Throughout my childbearing years, I curated a list of potential boys’ and girls’ names. In the boys’ camp, the list was glaringly short compared to the possibilities for team pink. When my first child—a girl—was born, I almost named her Brooke. But I loved the name Brooks even more, and given my perceived dearth of boys’ options, I was thrilled to bestow the name upon my second child, a boy. When it came to my youngest son, my favored names varied among stylish choices like Hudson and Emmett, classic picks like Henry, and names that I felt a connection with like Beech (husband said no way!) and Blaine (the winner!).
Sometimes it feels like girls have some unfair advantages when it comes to names. They get all the pretty flower and gem names and some of the best color names as well, like Violet and Scarlet and Rose. But we’re here to say that there are great, colorful names for boys as well—and that doesn’t even count all the Irish names with red meanings like Flynn, Rory, Rowan, Rufus and Rooney. Here, 12 multicolored names for boys. (By Linda Rosenkrantz)

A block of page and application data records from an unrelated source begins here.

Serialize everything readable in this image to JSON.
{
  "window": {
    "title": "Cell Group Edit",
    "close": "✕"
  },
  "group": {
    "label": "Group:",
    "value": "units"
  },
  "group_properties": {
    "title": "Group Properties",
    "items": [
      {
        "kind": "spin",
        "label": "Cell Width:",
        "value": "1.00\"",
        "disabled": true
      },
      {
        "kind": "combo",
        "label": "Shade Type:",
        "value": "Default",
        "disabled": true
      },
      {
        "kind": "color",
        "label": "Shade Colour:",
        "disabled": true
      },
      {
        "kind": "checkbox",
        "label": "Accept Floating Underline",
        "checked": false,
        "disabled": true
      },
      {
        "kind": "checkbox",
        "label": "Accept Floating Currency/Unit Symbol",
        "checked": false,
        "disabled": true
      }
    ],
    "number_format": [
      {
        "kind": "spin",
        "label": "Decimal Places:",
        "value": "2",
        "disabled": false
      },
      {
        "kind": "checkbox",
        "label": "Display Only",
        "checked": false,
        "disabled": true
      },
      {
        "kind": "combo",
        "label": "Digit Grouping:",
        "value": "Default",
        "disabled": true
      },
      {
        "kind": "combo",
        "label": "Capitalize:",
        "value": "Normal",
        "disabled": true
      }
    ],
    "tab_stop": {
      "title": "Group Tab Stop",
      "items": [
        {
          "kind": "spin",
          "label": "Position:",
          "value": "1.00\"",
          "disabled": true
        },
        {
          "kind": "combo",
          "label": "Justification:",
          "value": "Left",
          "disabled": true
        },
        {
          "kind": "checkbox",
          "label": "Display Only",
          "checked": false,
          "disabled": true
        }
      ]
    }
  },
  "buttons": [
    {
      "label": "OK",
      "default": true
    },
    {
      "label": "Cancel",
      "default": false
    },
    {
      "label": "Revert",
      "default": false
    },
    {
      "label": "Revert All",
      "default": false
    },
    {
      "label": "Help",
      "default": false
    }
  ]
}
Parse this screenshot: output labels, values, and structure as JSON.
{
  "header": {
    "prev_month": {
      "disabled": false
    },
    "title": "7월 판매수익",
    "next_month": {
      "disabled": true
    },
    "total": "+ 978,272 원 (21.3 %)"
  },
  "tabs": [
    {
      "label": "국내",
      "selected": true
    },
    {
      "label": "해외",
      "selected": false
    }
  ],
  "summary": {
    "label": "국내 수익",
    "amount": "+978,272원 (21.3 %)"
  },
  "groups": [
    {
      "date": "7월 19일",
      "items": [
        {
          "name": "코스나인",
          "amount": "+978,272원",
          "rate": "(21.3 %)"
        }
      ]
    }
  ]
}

It’s off to the wild blue yonder for this week’s challenge! First-time parent Allison is seeking a boy’s name that feels traditional, but still slightly offbeat, with possible ties to their loved ones’ names and the world of aviation.
We are expecting our first little one at the end of September and I want to find the perfect name that will be a definite honor to someone in our life, but will also carry itself in originality.
Our baby’s sex will be a surprise, so we need a couple of girl and boy name options. We have a clear direction with a girl: My husband has always loved Amelia, and whether it’s currently trendy or not, I’m ready to let him have that pick. Also, it aligns with the fact that I was named after an aviation entity, Allison, my dad being a pilot.
We’re having the most difficult time, however, with boys. Family names that I am trying to work with: David Carl (his dad) Paul Scott (my dad), Oliver, Douglass. We’re tending to like surnames as first name options: Brooks, Hayes, Abbott, Anderson, etc.
I was hoping to find an offbeat-but-still-classic first name and create a few options for a middle name that aren’t exactly the same name as the inspiration.
The naming process is overwhelming and we are trying to figure out where to start!
The Name Sage replies: